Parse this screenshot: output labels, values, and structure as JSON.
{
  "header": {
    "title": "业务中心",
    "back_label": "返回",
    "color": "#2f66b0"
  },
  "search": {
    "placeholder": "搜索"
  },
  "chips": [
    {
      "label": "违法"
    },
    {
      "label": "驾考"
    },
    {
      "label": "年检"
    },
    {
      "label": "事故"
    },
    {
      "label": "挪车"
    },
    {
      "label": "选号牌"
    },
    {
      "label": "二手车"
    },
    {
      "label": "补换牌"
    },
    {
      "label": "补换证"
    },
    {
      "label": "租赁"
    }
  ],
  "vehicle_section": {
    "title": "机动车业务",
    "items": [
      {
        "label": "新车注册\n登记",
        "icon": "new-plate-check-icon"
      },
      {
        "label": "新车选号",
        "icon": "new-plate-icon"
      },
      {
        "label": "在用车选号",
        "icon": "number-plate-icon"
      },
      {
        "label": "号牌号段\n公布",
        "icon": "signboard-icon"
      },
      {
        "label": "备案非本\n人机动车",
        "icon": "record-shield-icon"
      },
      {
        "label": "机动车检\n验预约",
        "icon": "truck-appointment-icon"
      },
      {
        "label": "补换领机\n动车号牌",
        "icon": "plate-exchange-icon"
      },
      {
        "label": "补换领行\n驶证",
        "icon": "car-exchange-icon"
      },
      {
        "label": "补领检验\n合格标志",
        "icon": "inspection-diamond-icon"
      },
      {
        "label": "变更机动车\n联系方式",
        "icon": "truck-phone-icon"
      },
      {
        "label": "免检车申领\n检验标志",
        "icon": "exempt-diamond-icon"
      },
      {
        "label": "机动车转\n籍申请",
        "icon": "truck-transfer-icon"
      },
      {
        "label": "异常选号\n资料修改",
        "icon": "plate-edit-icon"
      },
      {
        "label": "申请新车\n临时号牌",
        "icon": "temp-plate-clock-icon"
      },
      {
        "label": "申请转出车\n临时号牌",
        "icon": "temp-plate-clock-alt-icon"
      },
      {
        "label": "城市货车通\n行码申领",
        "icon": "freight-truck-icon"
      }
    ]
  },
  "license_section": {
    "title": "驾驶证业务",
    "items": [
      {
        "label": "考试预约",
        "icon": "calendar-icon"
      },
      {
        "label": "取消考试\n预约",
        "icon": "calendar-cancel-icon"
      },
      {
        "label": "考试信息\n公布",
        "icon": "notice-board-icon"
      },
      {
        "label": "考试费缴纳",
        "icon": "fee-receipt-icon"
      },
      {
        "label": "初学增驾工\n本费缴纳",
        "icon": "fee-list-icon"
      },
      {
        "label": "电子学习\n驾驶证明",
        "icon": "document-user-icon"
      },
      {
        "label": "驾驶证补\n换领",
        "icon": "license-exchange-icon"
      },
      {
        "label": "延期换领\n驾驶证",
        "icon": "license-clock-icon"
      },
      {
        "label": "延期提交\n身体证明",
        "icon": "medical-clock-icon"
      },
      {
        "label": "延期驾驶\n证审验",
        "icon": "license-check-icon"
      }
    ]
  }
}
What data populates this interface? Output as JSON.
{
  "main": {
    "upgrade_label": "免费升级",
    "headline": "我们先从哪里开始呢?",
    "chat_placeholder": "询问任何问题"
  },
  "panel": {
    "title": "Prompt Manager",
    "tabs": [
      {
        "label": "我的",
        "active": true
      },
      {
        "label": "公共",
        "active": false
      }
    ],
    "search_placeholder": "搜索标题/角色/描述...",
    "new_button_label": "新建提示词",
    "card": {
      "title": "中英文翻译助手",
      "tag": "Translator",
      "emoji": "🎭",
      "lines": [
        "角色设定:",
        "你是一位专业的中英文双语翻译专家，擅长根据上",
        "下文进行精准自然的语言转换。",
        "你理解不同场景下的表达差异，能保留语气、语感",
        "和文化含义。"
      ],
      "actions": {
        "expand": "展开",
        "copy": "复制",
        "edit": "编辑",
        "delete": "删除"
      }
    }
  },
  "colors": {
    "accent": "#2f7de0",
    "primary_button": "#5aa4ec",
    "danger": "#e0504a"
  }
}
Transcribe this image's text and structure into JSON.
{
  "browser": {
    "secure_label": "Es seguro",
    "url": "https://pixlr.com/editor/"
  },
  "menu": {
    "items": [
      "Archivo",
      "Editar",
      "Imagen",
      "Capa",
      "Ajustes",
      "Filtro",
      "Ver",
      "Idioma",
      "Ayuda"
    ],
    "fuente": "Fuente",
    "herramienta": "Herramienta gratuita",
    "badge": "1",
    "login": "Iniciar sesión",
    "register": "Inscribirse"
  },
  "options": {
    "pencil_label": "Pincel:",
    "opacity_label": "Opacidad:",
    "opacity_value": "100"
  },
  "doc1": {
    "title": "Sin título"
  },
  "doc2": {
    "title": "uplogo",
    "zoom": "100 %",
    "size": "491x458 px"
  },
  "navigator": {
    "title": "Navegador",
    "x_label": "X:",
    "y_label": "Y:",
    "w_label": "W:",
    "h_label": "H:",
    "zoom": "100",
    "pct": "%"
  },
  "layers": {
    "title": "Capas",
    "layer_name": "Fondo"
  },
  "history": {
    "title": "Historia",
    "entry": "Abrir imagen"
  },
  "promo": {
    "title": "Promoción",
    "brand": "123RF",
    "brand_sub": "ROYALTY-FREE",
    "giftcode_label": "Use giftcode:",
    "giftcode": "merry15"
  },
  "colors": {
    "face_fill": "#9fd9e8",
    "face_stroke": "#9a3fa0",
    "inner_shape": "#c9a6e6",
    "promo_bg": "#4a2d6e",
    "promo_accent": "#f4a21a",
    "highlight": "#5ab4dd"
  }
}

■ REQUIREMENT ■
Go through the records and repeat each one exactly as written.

■ RESPONSE TO THE EXERCISE ■
Parse this screenshot: output labels, values, and structure as JSON.
{
  "header": {
    "title": "业务中心",
    "back_label": "返回",
    "color": "#2f66b0"
  },
  "search": {
    "placeholder": "搜索"
  },
  "chips": [
    {
      "label": "违法"
    },
    {
      "label": "驾考"
    },
    {
      "label": "年检"
    },
    {
      "label": "事故"
    },
    {
      "label": "挪车"
    },
    {
      "label": "选号牌"
    },
    {
      "label": "二手车"
    },
    {
      "label": "补换牌"
    },
    {
      "label": "补换证"
    },
    {
      "label": "租赁"
    }
  ],
  "vehicle_section": {
    "title": "机动车业务",
    "items": [
      {
        "label": "新车注册\n登记",
        "icon": "new-plate-check-icon"
      },
      {
        "label": "新车选号",
        "icon": "new-plate-icon"
      },
      {
        "label": "在用车选号",
        "icon": "number-plate-icon"
      },
      {
        "label": "号牌号段\n公布",
        "icon": "signboard-icon"
      },
      {
        "label": "备案非本\n人机动车",
        "icon": "record-shield-icon"
      },
      {
        "label": "机动车检\n验预约",
        "icon": "truck-appointment-icon"
      },
      {
        "label": "补换领机\n动车号牌",
        "icon": "plate-exchange-icon"
      },
      {
        "label": "补换领行\n驶证",
        "icon": "car-exchange-icon"
      },
      {
        "label": "补领检验\n合格标志",
        "icon": "inspection-diamond-icon"
      },
      {
        "label": "变更机动车\n联系方式",
        "icon": "truck-phone-icon"
      },
      {
        "label": "免检车申领\n检验标志",
        "icon": "exempt-diamond-icon"
      },
      {
        "label": "机动车转\n籍申请",
        "icon": "truck-transfer-icon"
      },
      {
        "label": "异常选号\n资料修改",
        "icon": "plate-edit-icon"
      },
      {
        "label": "申请新车\n临时号牌",
        "icon": "temp-plate-clock-icon"
      },
      {
        "label": "申请转出车\n临时号牌",
        "icon": "temp-plate-clock-alt-icon"
      },
      {
        "label": "城市货车通\n行码申领",
        "icon": "freight-truck-icon"
      }
    ]
  },
  "license_section": {
    "title": "驾驶证业务",
    "items": [
      {
        "label": "考试预约",
        "icon": "calendar-icon"
      },
      {
        "label": "取消考试\n预约",
        "icon": "calendar-cancel-icon"
      },
      {
        "label": "考试信息\n公布",
        "icon": "notice-board-icon"
      },
      {
        "label": "考试费缴纳",
        "icon": "fee-receipt-icon"
      },
      {
        "label": "初学增驾工\n本费缴纳",
        "icon": "fee-list-icon"
      },
      {
        "label": "电子学习\n驾驶证明",
        "icon": "document-user-icon"
      },
      {
        "label": "驾驶证补\n换领",
        "icon": "license-exchange-icon"
      },
      {
        "label": "延期换领\n驾驶证",
        "icon": "license-clock-icon"
      },
      {
        "label": "延期提交\n身体证明",
        "icon": "medical-clock-icon"
      },
      {
        "label": "延期驾驶\n证审验",
        "icon": "license-check-icon"
      }
    ]
  }
}
What data populates this interface? Output as JSON.
{
  "main": {
    "upgrade_label": "免费升级",
    "headline": "我们先从哪里开始呢?",
    "chat_placeholder": "询问任何问题"
  },
  "panel": {
    "title": "Prompt Manager",
    "tabs": [
      {
        "label": "我的",
        "active": true
      },
      {
        "label": "公共",
        "active": false
      }
    ],
    "search_placeholder": "搜索标题/角色/描述...",
    "new_button_label": "新建提示词",
    "card": {
      "title": "中英文翻译助手",
      "tag": "Translator",
      "emoji": "🎭",
      "lines": [
        "角色设定:",
        "你是一位专业的中英文双语翻译专家，擅长根据上",
        "下文进行精准自然的语言转换。",
        "你理解不同场景下的表达差异，能保留语气、语感",
        "和文化含义。"
      ],
      "actions": {
        "expand": "展开",
        "copy": "复制",
        "edit": "编辑",
        "delete": "删除"
      }
    }
  },
  "colors": {
    "accent": "#2f7de0",
    "primary_button": "#5aa4ec",
    "danger": "#e0504a"
  }
}
Transcribe this image's text and structure into JSON.
{
  "browser": {
    "secure_label": "Es seguro",
    "url": "https://pixlr.com/editor/"
  },
  "menu": {
    "items": [
      "Archivo",
      "Editar",
      "Imagen",
      "Capa",
      "Ajustes",
      "Filtro",
      "Ver",
      "Idioma",
      "Ayuda"
    ],
    "fuente": "Fuente",
    "herramienta": "Herramienta gratuita",
    "badge": "1",
    "login": "Iniciar sesión",
    "register": "Inscribirse"
  },
  "options": {
    "pencil_label": "Pincel:",
    "opacity_label": "Opacidad:",
    "opacity_value": "100"
  },
  "doc1": {
    "title": "Sin título"
  },
  "doc2": {
    "title": "uplogo",
    "zoom": "100 %",
    "size": "491x458 px"
  },
  "navigator": {
    "title": "Navegador",
    "x_label": "X:",
    "y_label": "Y:",
    "w_label": "W:",
    "h_label": "H:",
    "zoom": "100",
    "pct": "%"
  },
  "layers": {
    "title": "Capas",
    "layer_name": "Fondo"
  },
  "history": {
    "title": "Historia",
    "entry": "Abrir imagen"
  },
  "promo": {
    "title": "Promoción",
    "brand": "123RF",
    "brand_sub": "ROYALTY-FREE",
    "giftcode_label": "Use giftcode:",
    "giftcode": "merry15"
  },
  "colors": {
    "face_fill": "#9fd9e8",
    "face_stroke": "#9a3fa0",
    "inner_shape": "#c9a6e6",
    "promo_bg": "#4a2d6e",
    "promo_accent": "#f4a21a",
    "highlight": "#5ab4dd"
  }
}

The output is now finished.